# WHAT IS BEING ASKED:
Retype the following records exactly and exclude the pictures.

-------------------------

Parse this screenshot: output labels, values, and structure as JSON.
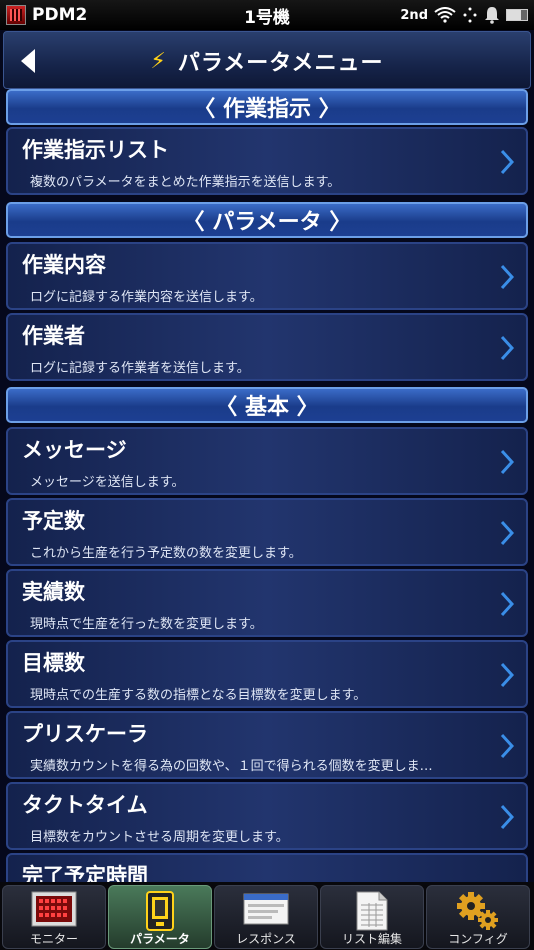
{
  "status_bar": {
    "app_name": "PDM2",
    "device": "1号機",
    "network": "2nd"
  },
  "header": {
    "title": "パラメータメニュー"
  },
  "sections": [
    {
      "title": "〈 作業指示 〉",
      "items": [
        {
          "title": "作業指示リスト",
          "desc": "複数のパラメータをまとめた作業指示を送信します。"
        }
      ]
    },
    {
      "title": "〈 パラメータ 〉",
      "items": [
        {
          "title": "作業内容",
          "desc": "ログに記録する作業内容を送信します。"
        },
        {
          "title": "作業者",
          "desc": "ログに記録する作業者を送信します。"
        }
      ]
    },
    {
      "title": "〈 基本 〉",
      "items": [
        {
          "title": "メッセージ",
          "desc": "メッセージを送信します。"
        },
        {
          "title": "予定数",
          "desc": "これから生産を行う予定数の数を変更します。"
        },
        {
          "title": "実績数",
          "desc": "現時点で生産を行った数を変更します。"
        },
        {
          "title": "目標数",
          "desc": "現時点での生産する数の指標となる目標数を変更します。"
        },
        {
          "title": "プリスケーラ",
          "desc": "実績数カウントを得る為の回数や、１回で得られる個数を変更しま…"
        },
        {
          "title": "タクトタイム",
          "desc": "目標数をカウントさせる周期を変更します。"
        },
        {
          "title": "完了予定時間",
          "desc": ""
        }
      ]
    }
  ],
  "tabs": [
    {
      "label": "モニター",
      "icon": "monitor-icon",
      "active": false
    },
    {
      "label": "パラメータ",
      "icon": "parameter-icon",
      "active": true
    },
    {
      "label": "レスポンス",
      "icon": "response-icon",
      "active": false
    },
    {
      "label": "リスト編集",
      "icon": "list-edit-icon",
      "active": false
    },
    {
      "label": "コンフィグ",
      "icon": "config-gears-icon",
      "active": false
    }
  ],
  "colors": {
    "accent": "#1a3c8a",
    "section_border": "#6c9fe8",
    "bolt": "#ffd21a",
    "chevron": "#3a8ee8"
  }
}
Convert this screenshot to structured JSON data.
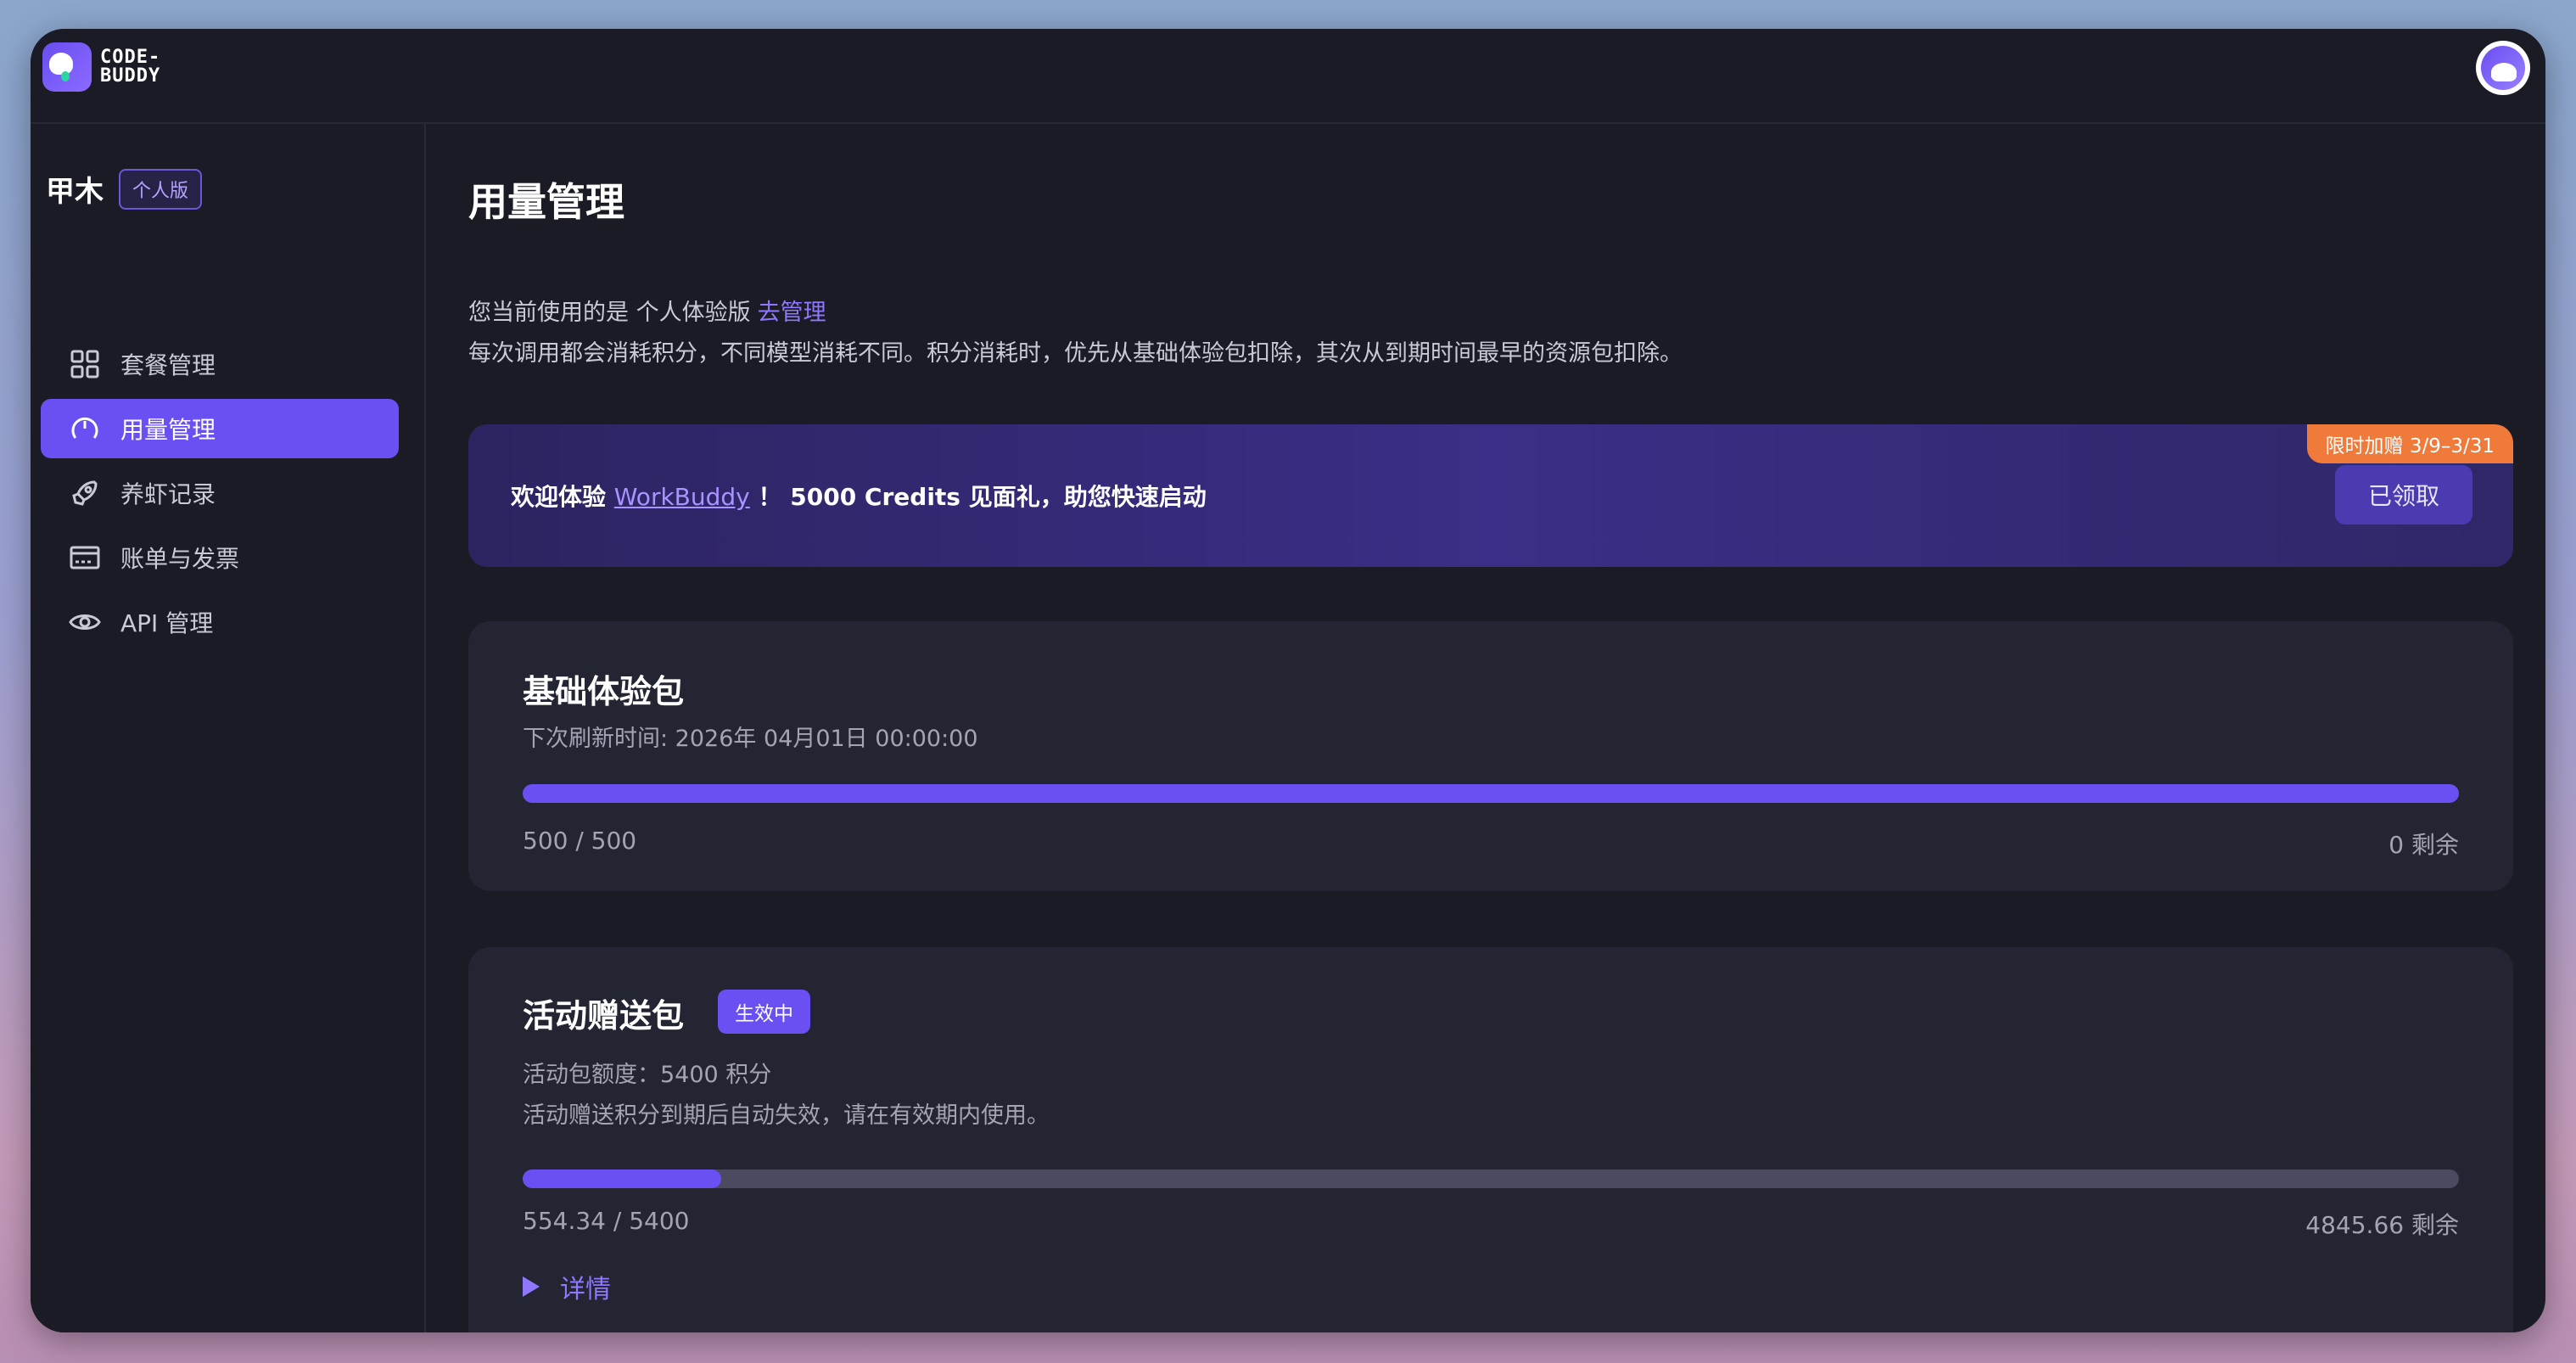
{
  "app": {
    "logo_text_line1": "CODE-",
    "logo_text_line2": "BUDDY"
  },
  "sidebar": {
    "user_name": "甲木",
    "plan_badge": "个人版",
    "items": [
      {
        "label": "套餐管理",
        "icon": "grid-icon",
        "active": false
      },
      {
        "label": "用量管理",
        "icon": "gauge-icon",
        "active": true
      },
      {
        "label": "养虾记录",
        "icon": "rocket-icon",
        "active": false
      },
      {
        "label": "账单与发票",
        "icon": "credit-card-icon",
        "active": false
      },
      {
        "label": "API 管理",
        "icon": "eye-icon",
        "active": false
      }
    ]
  },
  "main": {
    "title": "用量管理",
    "current_plan_prefix": "您当前使用的是 个人体验版",
    "manage_link": "去管理",
    "description": "每次调用都会消耗积分，不同模型消耗不同。积分消耗时，优先从基础体验包扣除，其次从到期时间最早的资源包扣除。"
  },
  "promo": {
    "text_prefix": "欢迎体验",
    "link_text": "WorkBuddy",
    "text_suffix": "！ 5000 Credits 见面礼，助您快速启动",
    "tag": "限时加赠 3/9–3/31",
    "button_label": "已领取"
  },
  "basic_pack": {
    "title": "基础体验包",
    "refresh_text": "下次刷新时间: 2026年 04月01日 00:00:00",
    "used_text": "500 / 500",
    "remaining_text": "0 剩余",
    "progress_fraction": 1.0
  },
  "activity_pack": {
    "title": "活动赠送包",
    "status": "生效中",
    "quota_text": "活动包额度：5400 积分",
    "note_text": "活动赠送积分到期后自动失效，请在有效期内使用。",
    "used_text": "554.34 / 5400",
    "remaining_text": "4845.66 剩余",
    "progress_fraction": 0.1027,
    "details_label": "详情"
  },
  "colors": {
    "accent": "#6a4ff2",
    "link": "#8f78ff",
    "promo_tag": "#f07a3a"
  }
}
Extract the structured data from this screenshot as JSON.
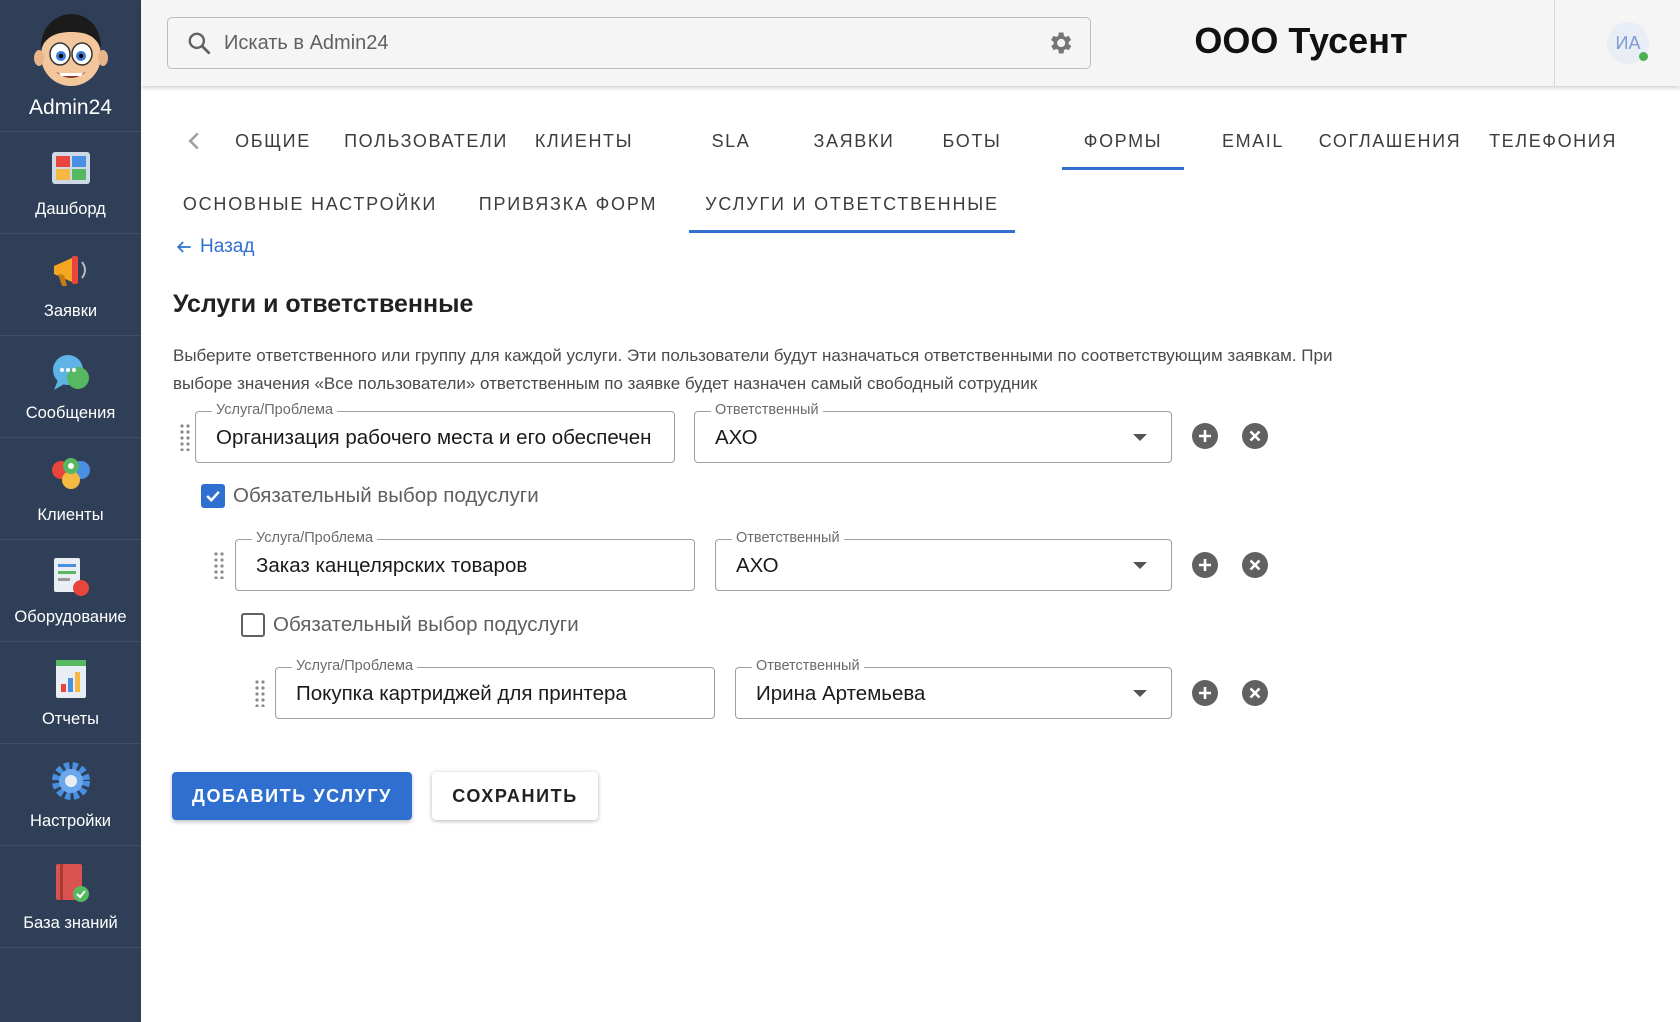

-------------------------

# WORKED SOLUTION:
Parse this screenshot: output labels, values, and structure as JSON.
{
  "status_bar": {
    "app_name": "PDM2",
    "device": "1号機",
    "network": "2nd"
  },
  "header": {
    "title": "パラメータメニュー"
  },
  "sections": [
    {
      "title": "〈 作業指示 〉",
      "items": [
        {
          "title": "作業指示リスト",
          "desc": "複数のパラメータをまとめた作業指示を送信します。"
        }
      ]
    },
    {
      "title": "〈 パラメータ 〉",
      "items": [
        {
          "title": "作業内容",
          "desc": "ログに記録する作業内容を送信します。"
        },
        {
          "title": "作業者",
          "desc": "ログに記録する作業者を送信します。"
        }
      ]
    },
    {
      "title": "〈 基本 〉",
      "items": [
        {
          "title": "メッセージ",
          "desc": "メッセージを送信します。"
        },
        {
          "title": "予定数",
          "desc": "これから生産を行う予定数の数を変更します。"
        },
        {
          "title": "実績数",
          "desc": "現時点で生産を行った数を変更します。"
        },
        {
          "title": "目標数",
          "desc": "現時点での生産する数の指標となる目標数を変更します。"
        },
        {
          "title": "プリスケーラ",
          "desc": "実績数カウントを得る為の回数や、１回で得られる個数を変更しま…"
        },
        {
          "title": "タクトタイム",
          "desc": "目標数をカウントさせる周期を変更します。"
        },
        {
          "title": "完了予定時間",
          "desc": ""
        }
      ]
    }
  ],
  "tabs": [
    {
      "label": "モニター",
      "icon": "monitor-icon",
      "active": false
    },
    {
      "label": "パラメータ",
      "icon": "parameter-icon",
      "active": true
    },
    {
      "label": "レスポンス",
      "icon": "response-icon",
      "active": false
    },
    {
      "label": "リスト編集",
      "icon": "list-edit-icon",
      "active": false
    },
    {
      "label": "コンフィグ",
      "icon": "config-gears-icon",
      "active": false
    }
  ],
  "colors": {
    "accent": "#1a3c8a",
    "section_border": "#6c9fe8",
    "bolt": "#ffd21a",
    "chevron": "#3a8ee8"
  }
}
Convert this screenshot to structured JSON data.
{
  "app": {
    "logo_text_line1": "CODE-",
    "logo_text_line2": "BUDDY"
  },
  "sidebar": {
    "user_name": "甲木",
    "plan_badge": "个人版",
    "items": [
      {
        "label": "套餐管理",
        "icon": "grid-icon",
        "active": false
      },
      {
        "label": "用量管理",
        "icon": "gauge-icon",
        "active": true
      },
      {
        "label": "养虾记录",
        "icon": "rocket-icon",
        "active": false
      },
      {
        "label": "账单与发票",
        "icon": "credit-card-icon",
        "active": false
      },
      {
        "label": "API 管理",
        "icon": "eye-icon",
        "active": false
      }
    ]
  },
  "main": {
    "title": "用量管理",
    "current_plan_prefix": "您当前使用的是 个人体验版",
    "manage_link": "去管理",
    "description": "每次调用都会消耗积分，不同模型消耗不同。积分消耗时，优先从基础体验包扣除，其次从到期时间最早的资源包扣除。"
  },
  "promo": {
    "text_prefix": "欢迎体验",
    "link_text": "WorkBuddy",
    "text_suffix": "！ 5000 Credits 见面礼，助您快速启动",
    "tag": "限时加赠 3/9–3/31",
    "button_label": "已领取"
  },
  "basic_pack": {
    "title": "基础体验包",
    "refresh_text": "下次刷新时间: 2026年 04月01日 00:00:00",
    "used_text": "500 / 500",
    "remaining_text": "0 剩余",
    "progress_fraction": 1.0
  },
  "activity_pack": {
    "title": "活动赠送包",
    "status": "生效中",
    "quota_text": "活动包额度：5400 积分",
    "note_text": "活动赠送积分到期后自动失效，请在有效期内使用。",
    "used_text": "554.34 / 5400",
    "remaining_text": "4845.66 剩余",
    "progress_fraction": 0.1027,
    "details_label": "详情"
  },
  "colors": {
    "accent": "#6a4ff2",
    "link": "#8f78ff",
    "promo_tag": "#f07a3a"
  }
}
Extract the structured data from this screenshot as JSON.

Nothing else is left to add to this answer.